Realize & share benefits
The circular economy has also become a hot topic within manufacturing circles. When decentralized, sustainable waste management technologies are deployed on-site at pharmaceutical manufacturing plants, the cost of, and greenhouse emissions from, waste transportation are effectively eliminated. Furthermore, technologies like SCWO can recover valuable resources that are typically discarded during manufacturing. Heat and energy created during the SCWO reaction can also serve as a low-carbon power source. Compared to the traditional approach of incineration and land disposal, SCWO is a more efficient and cleaner, greener solution for addressing pharmaceutical wastes containing APIs.
All these benefits can reduce future liabilities for pharmaceutical companies. Stakeholders who have their eye on pharma’s ability to achieve sustainability goals and ESG reporting requirements will realize measurable progress against pollution and environmental hazards. Companies who are transparently communicate their efforts will be beacons to others, demonstrating how to mitigate pollution, optimize manufacturing, and improve products. The pharmaceutical industry will be viewed more positively by consumers, the medical industry and the communities in which they operate.
Where the industry will go next

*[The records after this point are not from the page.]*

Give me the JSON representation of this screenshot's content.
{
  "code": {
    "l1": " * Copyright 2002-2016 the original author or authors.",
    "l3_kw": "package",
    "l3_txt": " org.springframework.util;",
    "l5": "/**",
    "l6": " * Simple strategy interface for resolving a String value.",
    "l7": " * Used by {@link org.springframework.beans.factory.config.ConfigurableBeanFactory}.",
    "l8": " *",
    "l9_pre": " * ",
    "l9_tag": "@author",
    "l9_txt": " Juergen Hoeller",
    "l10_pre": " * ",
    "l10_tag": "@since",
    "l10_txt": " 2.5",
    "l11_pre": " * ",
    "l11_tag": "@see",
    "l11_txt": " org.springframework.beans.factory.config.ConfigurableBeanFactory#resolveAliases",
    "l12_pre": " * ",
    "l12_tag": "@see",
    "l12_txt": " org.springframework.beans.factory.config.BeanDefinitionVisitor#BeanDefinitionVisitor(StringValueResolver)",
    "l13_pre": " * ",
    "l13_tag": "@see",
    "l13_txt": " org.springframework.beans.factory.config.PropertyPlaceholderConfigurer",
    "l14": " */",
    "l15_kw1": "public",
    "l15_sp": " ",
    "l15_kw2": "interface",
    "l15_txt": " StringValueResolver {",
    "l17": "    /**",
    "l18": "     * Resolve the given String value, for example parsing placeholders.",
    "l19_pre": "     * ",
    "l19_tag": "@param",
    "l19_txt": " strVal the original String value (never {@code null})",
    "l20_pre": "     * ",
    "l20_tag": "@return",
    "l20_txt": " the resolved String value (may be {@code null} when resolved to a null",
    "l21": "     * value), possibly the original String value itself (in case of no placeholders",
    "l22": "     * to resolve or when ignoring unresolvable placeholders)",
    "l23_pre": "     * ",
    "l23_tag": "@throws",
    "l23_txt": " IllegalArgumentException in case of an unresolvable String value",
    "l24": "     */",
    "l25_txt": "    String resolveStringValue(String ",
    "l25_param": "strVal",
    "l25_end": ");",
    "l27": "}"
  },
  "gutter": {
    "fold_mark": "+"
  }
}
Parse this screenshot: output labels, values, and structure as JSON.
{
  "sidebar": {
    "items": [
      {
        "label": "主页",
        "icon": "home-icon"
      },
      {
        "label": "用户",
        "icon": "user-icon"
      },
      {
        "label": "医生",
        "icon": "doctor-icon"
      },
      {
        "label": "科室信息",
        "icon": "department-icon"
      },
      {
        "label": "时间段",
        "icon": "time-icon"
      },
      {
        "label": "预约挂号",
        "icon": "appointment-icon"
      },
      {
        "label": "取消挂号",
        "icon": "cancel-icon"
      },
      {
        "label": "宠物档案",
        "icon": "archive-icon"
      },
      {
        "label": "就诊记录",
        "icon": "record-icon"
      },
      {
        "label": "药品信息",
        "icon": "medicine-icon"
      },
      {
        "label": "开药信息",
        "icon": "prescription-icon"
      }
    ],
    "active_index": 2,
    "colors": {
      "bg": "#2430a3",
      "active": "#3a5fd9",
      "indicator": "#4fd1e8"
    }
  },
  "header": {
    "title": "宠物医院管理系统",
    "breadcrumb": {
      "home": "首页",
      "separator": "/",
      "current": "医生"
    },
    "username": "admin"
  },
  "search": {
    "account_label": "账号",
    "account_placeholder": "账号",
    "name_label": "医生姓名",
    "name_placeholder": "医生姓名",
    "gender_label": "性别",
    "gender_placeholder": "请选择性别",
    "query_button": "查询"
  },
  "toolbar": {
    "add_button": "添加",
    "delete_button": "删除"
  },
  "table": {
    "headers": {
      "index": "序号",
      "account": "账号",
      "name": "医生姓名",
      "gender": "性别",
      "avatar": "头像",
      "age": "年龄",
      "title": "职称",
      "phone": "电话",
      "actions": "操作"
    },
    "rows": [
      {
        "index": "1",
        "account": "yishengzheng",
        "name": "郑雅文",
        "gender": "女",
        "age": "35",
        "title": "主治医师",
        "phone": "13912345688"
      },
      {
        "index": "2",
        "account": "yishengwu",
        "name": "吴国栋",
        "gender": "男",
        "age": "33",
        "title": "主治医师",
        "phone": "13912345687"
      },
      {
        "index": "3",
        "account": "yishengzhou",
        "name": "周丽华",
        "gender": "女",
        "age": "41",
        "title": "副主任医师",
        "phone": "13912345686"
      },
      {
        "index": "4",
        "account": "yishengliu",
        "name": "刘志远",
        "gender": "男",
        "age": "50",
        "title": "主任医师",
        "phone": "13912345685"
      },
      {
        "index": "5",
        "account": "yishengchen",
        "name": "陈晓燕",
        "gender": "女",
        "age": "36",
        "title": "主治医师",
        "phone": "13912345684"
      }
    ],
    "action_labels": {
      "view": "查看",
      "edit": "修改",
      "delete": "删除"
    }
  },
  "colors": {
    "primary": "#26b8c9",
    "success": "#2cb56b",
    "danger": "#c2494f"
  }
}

Researchers are already eyeing ‘mega trends’ at a generational level and discovering vast instances of consumer exposure to opioids, hormones and other drug classes through their drinking water and food. Even with changes in processes occurring in real time, it is likely that the pharmaceutical industry will experience heightened scrutiny for shortcomings in waste management practices over the next several years. Advancements in water testing will bolster increased interest and concern over the unwanted substances that make their way from manufacturing operations into the environment.
Waste management companies themselves must also adopt these newer, cleaner innovative technologies. This will create a wrap-around impact in industries like pharma, where the potential for environmental pollution from waste is high. By treating manufacturing byproducts directly on-site and then sending waste to a treatment facility that also uses sustainable, waste management methods, the burden of contamination will be greatly reduced.
It behooves the pharmaceutical industry and its leaders to lead these conversations to avert future crises by committing to long-term changes in manufacturing, doctor and consumer behavior. Accountability will be the name of the game. This means investing in new waste management technologies and committing to sharing the impact of these efforts publicly, so consumers and stakeholders can assess progress for themselves. In addition, more targeted approaches to drug use and delivery will have a trickle down impact on pollution. With more focus placed on decreasing unnecessary use and increasing the effectiveness of a drug so less ends up in waste, pharmaceutical companies can fight chemical pollution on multiple fronts.
Each company must first own and acknowledge its role in this problem and commit to technologies, processes and strategies that prioritize reducing drugs in the environment. The time to act is now. Pharma’s focus must address the effects of their products on the environment and public health. Increased awareness and research into these issues is an opportunity to drive global change for the benefit of all.